Page 3 of 3 [ 39 posts ]  Go to page Previous  1, 2, 3

kraftiekortie
Veteran
Veteran

User avatar

Joined: 4 Feb 2014
Gender: Male
Posts: 75,718
Location: Queens, NYC

08 Jan 2021, 2:30 pm

I'm not saying that at all.

I'm saying there is the tendency for females to exhibit less overt symptoms; hence, they are often overlooked within a classroom environment where there are disruptive children with ADHD and autism; these disruptive children tend to be boys (though, of course, there are disruptive girls as well). Disruptive children tend to be the ones who are assessed because it is felt that they need interventions for various reasons----one of which is to try to lessen the disruption of the particular class.

I don't believe there is "male" or "female" autism. I believe there is autism where, at times, females present differently than males; at other times, males and females present identically.



strings
Sea Gull
Sea Gull

Joined: 27 Jun 2016
Gender: Male
Posts: 236
Location: Texas

08 Jan 2021, 2:43 pm

kraftiekortie wrote:
I'm not saying that at all.

I'm saying there is the tendency for females to exhibit less overt symptoms; hence, they are often overlooked within a classroom environment where there are disruptive children with ADHD and autism; these disruptive children tend to be boys (though, of course, there are disruptive girls as well). Disruptive children tend to be the ones who are assessed because it is felt that they need interventions for various reasons----one of which is to try to lessen the disruption of the particular class.

I don't believe there is "male" or "female" autism. I believe there is autism where, at times, females present differently than males; at other times, males and females present identically.


OK, sorry for misunderstanding. Just to be clear, you would say that if a male were to display exactly the same symptoms as "a female who presents differently from males," then that male would also meet the criteria for an autism diagnosis?



kraftiekortie
Veteran
Veteran

User avatar

Joined: 4 Feb 2014
Gender: Male
Posts: 75,718
Location: Queens, NYC

08 Jan 2021, 2:50 pm

Nobody exhibits "exactly the same symptoms."

But if a male, theoretically, exhibits the exact same symptoms as the female, they would both have the condition which gives rise to the symptoms.

This is not all "black and white." You have females who present the theoretical "female presentation." Then you have females who exhibit the overt, classic symptoms of autism.



strings
Sea Gull
Sea Gull

Joined: 27 Jun 2016
Gender: Male
Posts: 236
Location: Texas

08 Jan 2021, 3:08 pm

kraftiekortie wrote:
Nobody exhibits "exactly the same symptoms."


Yes, of course, and I agree with your point. I just wanted to consider a theoretical abstraction in order to understand a philosophical point.
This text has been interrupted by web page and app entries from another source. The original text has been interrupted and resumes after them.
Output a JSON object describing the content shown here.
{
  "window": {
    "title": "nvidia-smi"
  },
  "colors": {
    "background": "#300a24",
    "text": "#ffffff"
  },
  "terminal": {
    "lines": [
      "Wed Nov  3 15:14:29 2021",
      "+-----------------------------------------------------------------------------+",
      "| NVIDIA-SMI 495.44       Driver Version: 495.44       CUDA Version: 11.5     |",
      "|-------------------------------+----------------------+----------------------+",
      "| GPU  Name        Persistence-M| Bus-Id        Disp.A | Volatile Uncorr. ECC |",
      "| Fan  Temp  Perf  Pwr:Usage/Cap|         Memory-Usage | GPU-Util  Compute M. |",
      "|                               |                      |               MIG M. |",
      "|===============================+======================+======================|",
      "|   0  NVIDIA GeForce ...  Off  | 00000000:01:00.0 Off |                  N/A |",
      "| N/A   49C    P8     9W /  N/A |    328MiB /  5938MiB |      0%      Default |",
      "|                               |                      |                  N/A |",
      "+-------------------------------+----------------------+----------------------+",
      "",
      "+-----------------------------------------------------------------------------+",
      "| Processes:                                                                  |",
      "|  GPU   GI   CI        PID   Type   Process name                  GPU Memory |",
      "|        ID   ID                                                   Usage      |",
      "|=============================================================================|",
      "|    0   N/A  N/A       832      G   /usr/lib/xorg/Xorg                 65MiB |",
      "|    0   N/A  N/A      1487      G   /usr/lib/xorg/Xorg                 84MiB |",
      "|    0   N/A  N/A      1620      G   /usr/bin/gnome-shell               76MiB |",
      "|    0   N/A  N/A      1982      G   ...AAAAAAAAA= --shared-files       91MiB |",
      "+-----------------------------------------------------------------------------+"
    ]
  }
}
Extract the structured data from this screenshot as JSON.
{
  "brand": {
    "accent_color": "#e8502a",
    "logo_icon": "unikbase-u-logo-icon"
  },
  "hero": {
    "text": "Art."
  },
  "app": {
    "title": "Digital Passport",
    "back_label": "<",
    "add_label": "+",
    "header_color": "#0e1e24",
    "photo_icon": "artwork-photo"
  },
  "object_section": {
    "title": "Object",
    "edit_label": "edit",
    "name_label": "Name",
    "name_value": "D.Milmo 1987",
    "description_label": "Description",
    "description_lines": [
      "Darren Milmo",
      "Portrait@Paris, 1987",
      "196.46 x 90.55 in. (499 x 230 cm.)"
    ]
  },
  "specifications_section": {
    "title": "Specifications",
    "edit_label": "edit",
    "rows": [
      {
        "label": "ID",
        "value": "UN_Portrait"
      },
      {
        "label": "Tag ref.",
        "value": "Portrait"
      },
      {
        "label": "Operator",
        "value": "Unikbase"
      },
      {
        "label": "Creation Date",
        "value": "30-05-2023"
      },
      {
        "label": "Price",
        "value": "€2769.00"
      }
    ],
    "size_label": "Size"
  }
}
So you are saying, I think, and I would probably agree with this, that there is no differentiation between female autism and male autism. It could be, though, that a diagnostician might perhaps have to probe different regions within the "parameter space of symptoms of autism" when analysing a female as opposed to a male. But ultimately, a given set of symptoms would either qualify for a diagnosis or not, independent of whether the subject was male or female.



kraftiekortie
Veteran
Veteran

User avatar

Joined: 4 Feb 2014
Gender: Male
Posts: 75,718
Location: Queens, NYC

08 Jan 2021, 3:14 pm

That's right. Autism is a human condition, rather than a gender-based condition.



holymackerel
Toucan
Toucan

User avatar

Joined: 30 Aug 2020
Gender: Male
Posts: 251

08 Jan 2021, 5:06 pm

starkid wrote:
holymackerel wrote:
Has anyone actually bothered to check the ratio of level three autistics

Almost certainly not because the levels of support concept is relatively new. Some people haven't been diagnosed with a level of support.

Quote:
I hear a lot of people say women don't get diagnosed because of how the dsm is aimed at men and that women mask more frequently. I was just wondering if people have actually checked and it is not actually chromosome related. :shrug:

Checked what, exactly? Also, I've never heard of anyone blaming chromosomes for differences between men's and women's rates of diagnoses.


Maybe not, but they should cover all the bases right?



quite an extreme
Veteran
Veteran

User avatar

Joined: 20 Aug 2018
Age: 321
Gender: Male
Posts: 1,909
Location: Germany

09 Jan 2021, 6:29 pm

One thing is that women are more likely socially accepted with it and have less social problems as long as they are still pretty attractive looking. Different genders are treated very differently regarding how they are expected to be.


_________________
I am as I am. :skull: :sunny: :wink: :sunny: :skull: Life has to be an adventure!